Many anecdotes and some studies suggest that meditation can be a powerful tool for mental and physical health. New research shows that it may have yet another benefit: to help us learn faster from past experiences.
In a new study, researchers from the University of Surrey in the United Kingdom focused on one particular type of meditation — “focused attention meditation” — and whether it affects how a person learns.
This meditation practice requires a person to focus their attention on a particular object — a burning candle or one’s own breath, for instance — and maintain that focus for a period of time.
People often use focused attention meditation as a
“Meditation is a powerful tool for the body and the mind; it can reduce stress and improve immune function,” says study co-author Prof. Bertram Opitz.
But can it also help us train our minds to learn faster from feedback or information acquired through past experiences?
Prof. Opitz and Paul Knytl, who is a doctoral student at the University of Surrey, suggest that the answer to that question is “yes.”
The two explain their research findings in a paper now featured in the Journal of Cognitive, Affective, & Behavioral Neuroscience.
The researchers worked with people who were meditators and people who did not meditate. There were 35 participants in total, of which nine identified as Buddhist meditators, 12 practiced meditation in a secular context, two practiced Qi Gong, and the rest non-meditators.
For the purpose of this study, the investigators trained the participants to do well in an activity in which they had to select images that were most likely to bring them a particular reward.
In this exercise, the participants saw pairs of images, each with different probabilities of bringing a reward if selected.
The researchers noticed that those who practiced meditation had a higher success rate in choosing reward-associated images compared with their non-meditating peers.
This, Prof. Opitz and Knytl explain, suggests that meditators tend to learn from positive outcomes, while non-meditators most likely learn from negative outcomes.
“Humans have been meditating for over 2,000 years, but the neural mechanisms of this practice are still relatively unknown,” says Knytl, who is specializing in the neurological mechanisms associated with focused attention meditation.
“[Our current] findings demonstrate that, on a deep level, meditators respond to feedback in a more even-handed way than non-meditators, which may help to explain some of the psychological benefits they experience from the practice,” he adds.

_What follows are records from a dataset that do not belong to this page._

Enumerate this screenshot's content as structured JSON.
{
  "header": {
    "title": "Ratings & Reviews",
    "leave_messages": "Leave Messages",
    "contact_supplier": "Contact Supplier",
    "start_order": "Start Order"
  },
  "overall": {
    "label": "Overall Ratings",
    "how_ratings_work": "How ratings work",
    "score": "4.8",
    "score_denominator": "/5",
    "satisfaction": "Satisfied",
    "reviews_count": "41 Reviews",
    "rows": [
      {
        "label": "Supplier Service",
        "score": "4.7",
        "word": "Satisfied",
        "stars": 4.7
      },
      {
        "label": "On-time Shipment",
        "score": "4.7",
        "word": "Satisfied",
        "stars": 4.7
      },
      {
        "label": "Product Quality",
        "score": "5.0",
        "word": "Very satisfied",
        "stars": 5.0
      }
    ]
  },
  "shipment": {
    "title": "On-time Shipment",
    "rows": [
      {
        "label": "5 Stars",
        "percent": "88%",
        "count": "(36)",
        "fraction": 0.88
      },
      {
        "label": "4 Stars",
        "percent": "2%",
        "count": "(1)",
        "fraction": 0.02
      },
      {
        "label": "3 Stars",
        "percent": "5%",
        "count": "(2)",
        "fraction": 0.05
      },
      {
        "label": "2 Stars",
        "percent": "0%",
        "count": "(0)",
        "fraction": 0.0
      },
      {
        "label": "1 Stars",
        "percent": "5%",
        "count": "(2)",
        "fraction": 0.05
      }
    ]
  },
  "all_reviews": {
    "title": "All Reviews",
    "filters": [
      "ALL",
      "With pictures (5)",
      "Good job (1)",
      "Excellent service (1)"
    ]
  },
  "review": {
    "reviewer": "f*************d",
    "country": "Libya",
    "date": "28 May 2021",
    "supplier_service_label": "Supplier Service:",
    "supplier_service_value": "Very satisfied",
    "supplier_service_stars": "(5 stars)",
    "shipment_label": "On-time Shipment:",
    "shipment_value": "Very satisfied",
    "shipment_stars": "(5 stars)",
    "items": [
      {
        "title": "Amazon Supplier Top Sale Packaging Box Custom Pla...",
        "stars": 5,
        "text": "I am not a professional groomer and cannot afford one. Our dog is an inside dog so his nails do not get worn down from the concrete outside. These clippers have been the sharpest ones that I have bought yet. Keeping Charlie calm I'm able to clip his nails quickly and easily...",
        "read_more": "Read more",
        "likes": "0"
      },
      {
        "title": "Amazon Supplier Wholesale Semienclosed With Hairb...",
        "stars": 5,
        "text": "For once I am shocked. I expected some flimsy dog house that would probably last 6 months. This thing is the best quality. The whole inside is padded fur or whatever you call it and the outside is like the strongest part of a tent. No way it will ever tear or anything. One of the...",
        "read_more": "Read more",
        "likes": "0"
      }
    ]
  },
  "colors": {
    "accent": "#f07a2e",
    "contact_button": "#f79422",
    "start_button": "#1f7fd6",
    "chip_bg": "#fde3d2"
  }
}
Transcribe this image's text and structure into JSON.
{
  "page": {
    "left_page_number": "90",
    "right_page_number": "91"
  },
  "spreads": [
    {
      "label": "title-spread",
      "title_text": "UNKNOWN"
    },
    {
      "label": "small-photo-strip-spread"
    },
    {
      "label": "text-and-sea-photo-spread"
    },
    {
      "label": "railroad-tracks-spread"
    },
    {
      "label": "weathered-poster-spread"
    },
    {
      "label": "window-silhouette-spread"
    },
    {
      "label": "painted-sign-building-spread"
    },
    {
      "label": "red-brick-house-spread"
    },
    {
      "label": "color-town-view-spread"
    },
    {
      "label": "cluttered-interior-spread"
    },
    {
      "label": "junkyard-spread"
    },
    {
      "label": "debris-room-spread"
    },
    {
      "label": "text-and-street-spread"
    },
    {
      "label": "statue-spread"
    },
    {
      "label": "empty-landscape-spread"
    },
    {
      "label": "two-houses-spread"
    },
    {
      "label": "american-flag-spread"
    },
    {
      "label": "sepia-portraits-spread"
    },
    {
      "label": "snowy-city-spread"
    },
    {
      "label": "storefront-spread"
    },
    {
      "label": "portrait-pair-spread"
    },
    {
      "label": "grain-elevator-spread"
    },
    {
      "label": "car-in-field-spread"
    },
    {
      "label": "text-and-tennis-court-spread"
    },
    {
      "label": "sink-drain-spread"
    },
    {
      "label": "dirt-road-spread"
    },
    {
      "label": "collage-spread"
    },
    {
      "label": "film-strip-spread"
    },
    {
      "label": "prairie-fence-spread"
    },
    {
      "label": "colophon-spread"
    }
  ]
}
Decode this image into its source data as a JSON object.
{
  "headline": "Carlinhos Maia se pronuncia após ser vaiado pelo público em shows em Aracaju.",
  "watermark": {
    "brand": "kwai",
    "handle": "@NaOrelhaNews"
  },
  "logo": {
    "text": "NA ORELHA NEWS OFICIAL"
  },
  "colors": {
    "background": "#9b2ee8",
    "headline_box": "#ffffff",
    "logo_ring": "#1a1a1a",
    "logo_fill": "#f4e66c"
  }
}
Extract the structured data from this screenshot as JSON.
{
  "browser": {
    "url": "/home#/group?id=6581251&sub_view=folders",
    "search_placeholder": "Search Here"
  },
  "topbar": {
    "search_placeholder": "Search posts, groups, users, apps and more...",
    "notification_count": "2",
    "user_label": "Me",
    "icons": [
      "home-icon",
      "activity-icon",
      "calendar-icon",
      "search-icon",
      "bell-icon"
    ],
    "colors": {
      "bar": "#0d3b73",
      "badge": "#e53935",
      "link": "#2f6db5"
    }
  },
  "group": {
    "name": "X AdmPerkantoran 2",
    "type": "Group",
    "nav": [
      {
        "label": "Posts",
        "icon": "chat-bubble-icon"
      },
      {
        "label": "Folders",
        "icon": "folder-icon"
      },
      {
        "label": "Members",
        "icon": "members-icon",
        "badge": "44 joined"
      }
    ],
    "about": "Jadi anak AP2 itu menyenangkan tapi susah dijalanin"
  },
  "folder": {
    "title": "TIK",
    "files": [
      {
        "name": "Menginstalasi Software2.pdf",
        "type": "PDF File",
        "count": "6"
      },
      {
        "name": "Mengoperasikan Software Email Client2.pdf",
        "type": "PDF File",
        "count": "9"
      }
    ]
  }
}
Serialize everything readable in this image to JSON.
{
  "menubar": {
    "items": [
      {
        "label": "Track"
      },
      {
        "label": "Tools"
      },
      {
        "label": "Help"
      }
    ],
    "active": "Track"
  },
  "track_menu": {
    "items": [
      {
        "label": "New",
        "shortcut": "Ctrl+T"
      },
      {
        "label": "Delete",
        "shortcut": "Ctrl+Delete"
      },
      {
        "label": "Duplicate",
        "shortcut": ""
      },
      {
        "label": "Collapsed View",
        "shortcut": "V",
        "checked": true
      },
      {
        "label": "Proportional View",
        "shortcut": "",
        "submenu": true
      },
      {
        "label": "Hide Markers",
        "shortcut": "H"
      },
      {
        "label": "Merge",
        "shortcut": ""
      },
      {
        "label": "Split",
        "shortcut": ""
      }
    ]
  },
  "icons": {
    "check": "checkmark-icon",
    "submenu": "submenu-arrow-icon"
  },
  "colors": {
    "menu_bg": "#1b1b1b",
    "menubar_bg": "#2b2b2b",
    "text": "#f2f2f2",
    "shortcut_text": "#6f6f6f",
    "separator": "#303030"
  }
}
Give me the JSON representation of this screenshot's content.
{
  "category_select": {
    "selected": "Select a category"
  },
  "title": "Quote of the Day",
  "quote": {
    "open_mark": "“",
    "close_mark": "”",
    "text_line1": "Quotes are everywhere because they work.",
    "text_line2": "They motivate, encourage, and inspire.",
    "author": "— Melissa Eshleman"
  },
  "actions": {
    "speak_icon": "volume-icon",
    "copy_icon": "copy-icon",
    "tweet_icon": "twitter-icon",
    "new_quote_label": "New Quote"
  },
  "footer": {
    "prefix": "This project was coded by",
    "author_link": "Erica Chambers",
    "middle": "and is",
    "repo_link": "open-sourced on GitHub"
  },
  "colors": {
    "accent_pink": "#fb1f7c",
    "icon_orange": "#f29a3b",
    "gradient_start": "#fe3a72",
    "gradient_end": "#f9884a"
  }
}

In the new study, the team also measured the participants’ brain activity during their tasks by using electroencephalograms (EEGs), a method that records the electrical activity in a person’s brain.
The EEGs showed that while all the participants responded in the same way to positive feedback during the exercise, those who did not meditate had a more intense response to negative feedback than meditators.
Among participants who meditated, those with the weakest response to negative feedback were the most experienced practitioners.
Knytl and Prof. Opitz believe that regular meditation may impact levels of dopamine, which is a neurotransmitter that plays an important role in mood regulation and physical agility, among other things. This, in turn, may render meditators less responsive to negative feedback.
The scientists also note that previous research has found that people with Parkinson’s disease — who have much lower levels of dopamine than normal — tended not to perform well on learning tasks that required them to respond to positive feedback.
“What we have found is that [meditation] can […] impact on how we receive feedback, i.e. if we quickly learn from our mistakes or if we need to keep making them before we find the right answer.”
Prof. Bertram Opitz
“If it is the latter [then] this can impact how individuals perform in the workplace or classroom. Such individuals may benefit from meditation to increase their productivity or prevent them from falling behind in their studies,” Prof. Opitz suggests.